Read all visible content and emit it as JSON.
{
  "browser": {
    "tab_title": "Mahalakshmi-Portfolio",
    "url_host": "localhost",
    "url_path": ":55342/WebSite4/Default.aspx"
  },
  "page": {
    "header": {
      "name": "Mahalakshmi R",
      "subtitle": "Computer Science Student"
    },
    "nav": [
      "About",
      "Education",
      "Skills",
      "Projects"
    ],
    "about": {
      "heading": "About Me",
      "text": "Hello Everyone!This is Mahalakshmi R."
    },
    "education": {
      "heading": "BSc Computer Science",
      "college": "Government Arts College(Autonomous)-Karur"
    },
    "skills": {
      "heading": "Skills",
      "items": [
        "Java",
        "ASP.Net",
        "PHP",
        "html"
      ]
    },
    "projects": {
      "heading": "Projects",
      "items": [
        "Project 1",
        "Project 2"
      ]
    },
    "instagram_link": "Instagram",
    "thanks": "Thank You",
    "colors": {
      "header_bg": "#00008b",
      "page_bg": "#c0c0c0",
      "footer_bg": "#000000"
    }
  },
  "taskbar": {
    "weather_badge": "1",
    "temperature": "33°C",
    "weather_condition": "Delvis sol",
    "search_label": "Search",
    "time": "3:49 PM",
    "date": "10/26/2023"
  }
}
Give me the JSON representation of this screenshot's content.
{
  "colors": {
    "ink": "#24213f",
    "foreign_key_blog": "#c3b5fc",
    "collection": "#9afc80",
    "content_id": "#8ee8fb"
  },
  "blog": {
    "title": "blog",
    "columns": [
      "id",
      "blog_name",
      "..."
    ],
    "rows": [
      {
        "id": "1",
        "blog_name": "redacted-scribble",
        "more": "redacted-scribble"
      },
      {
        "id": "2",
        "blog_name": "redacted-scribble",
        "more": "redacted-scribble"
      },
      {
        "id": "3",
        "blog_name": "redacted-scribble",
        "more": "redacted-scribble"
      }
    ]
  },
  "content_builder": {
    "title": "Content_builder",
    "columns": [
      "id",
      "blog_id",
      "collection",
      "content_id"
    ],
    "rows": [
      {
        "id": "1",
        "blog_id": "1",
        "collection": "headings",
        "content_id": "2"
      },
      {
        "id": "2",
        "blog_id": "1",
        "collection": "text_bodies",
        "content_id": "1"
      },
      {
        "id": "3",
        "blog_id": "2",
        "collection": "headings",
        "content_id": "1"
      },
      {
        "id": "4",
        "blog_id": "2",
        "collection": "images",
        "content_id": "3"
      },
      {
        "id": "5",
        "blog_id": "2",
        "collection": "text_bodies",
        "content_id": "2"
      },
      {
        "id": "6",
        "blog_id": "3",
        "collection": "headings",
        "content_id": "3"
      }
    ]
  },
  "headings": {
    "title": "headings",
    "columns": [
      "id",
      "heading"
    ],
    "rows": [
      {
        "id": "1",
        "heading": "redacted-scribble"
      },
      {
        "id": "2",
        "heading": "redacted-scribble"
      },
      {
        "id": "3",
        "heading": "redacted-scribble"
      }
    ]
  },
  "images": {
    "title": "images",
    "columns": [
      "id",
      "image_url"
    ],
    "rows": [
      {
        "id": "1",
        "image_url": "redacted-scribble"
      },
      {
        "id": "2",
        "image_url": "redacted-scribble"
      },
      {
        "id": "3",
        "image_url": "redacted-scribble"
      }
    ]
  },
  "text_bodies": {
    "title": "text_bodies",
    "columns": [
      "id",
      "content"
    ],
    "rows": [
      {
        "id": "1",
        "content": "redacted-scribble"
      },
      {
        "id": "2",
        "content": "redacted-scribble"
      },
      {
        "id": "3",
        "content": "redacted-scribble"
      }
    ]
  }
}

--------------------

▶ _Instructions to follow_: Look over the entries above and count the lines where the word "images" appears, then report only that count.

▶ _Response area_: 3